Sarah Doherty is an 18-year-old living in rural Ireland at the tail end of the Great War. Plagued by severe epilepsy, she is protected by her parents and lives a sheltered, secluded, lonely life. The Fae, local Irish fairies, interfere with her life. She falls forward a century in time through the local fairy fort of standing stones. She had a seizure in 1918 and woke up in 2020. The 21st century world includes life-saving prescriptions, physical comforts and the independence and freedom she seeks. The locals are welcoming and Andy Mclaughlin, a handsome young historian, is intriguing. She doesn’t want to return home.

Then a letter arrives from Boston divulging the story of Sarah and Andy’s lives that are deeply entwined in the previous century. They are not yet in love but as they seek to verify the letter through online resources, they feel a growing obligation to their unborn family and to each other. What would happen to their posterity living in Boston if they don’t return to 1918? Even if they do make it back, her parents can never know what happened to her or that would change everything.

This Young Adult time-travel romance explores the question: Do we have the freedom to make choices or is free will an elaborate illusion?

This is my third book. I love reading time travel romances. I am an advocate for epilepsy awareness because my 43-year-old son has intractable epilepsy. As a genealogist specializing in Irish research, I live part of the year in the village where the story is based.

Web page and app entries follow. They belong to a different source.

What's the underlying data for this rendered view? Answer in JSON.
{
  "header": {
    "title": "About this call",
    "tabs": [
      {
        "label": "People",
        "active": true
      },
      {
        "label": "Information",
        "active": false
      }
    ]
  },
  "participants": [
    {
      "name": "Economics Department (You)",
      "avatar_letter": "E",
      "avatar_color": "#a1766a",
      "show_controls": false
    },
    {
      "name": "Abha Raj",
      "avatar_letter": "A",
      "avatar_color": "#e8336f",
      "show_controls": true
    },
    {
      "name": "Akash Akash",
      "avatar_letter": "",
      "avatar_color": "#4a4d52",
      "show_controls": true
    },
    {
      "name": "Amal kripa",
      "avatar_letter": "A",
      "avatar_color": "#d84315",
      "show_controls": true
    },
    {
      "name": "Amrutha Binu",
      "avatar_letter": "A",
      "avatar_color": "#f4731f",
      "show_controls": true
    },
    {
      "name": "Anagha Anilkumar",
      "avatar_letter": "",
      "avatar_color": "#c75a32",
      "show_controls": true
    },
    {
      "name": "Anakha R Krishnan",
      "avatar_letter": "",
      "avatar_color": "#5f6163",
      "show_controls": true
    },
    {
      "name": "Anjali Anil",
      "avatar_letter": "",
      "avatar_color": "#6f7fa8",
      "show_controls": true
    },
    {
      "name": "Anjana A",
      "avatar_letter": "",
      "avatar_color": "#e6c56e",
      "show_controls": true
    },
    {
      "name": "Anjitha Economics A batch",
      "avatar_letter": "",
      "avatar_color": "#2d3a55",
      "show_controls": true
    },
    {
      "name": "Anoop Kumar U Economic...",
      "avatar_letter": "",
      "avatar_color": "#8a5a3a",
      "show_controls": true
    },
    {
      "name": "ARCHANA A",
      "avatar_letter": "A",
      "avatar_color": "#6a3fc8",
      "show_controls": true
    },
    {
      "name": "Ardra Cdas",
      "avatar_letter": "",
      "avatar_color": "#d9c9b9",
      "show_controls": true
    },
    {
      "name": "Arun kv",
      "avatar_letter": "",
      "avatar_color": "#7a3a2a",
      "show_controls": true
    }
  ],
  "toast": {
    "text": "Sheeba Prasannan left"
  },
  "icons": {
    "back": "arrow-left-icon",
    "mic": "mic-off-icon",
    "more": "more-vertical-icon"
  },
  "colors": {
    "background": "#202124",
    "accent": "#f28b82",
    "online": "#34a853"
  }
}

I wrote the book to help young adults understand that difficult situations can change your life. Sometimes miraculously.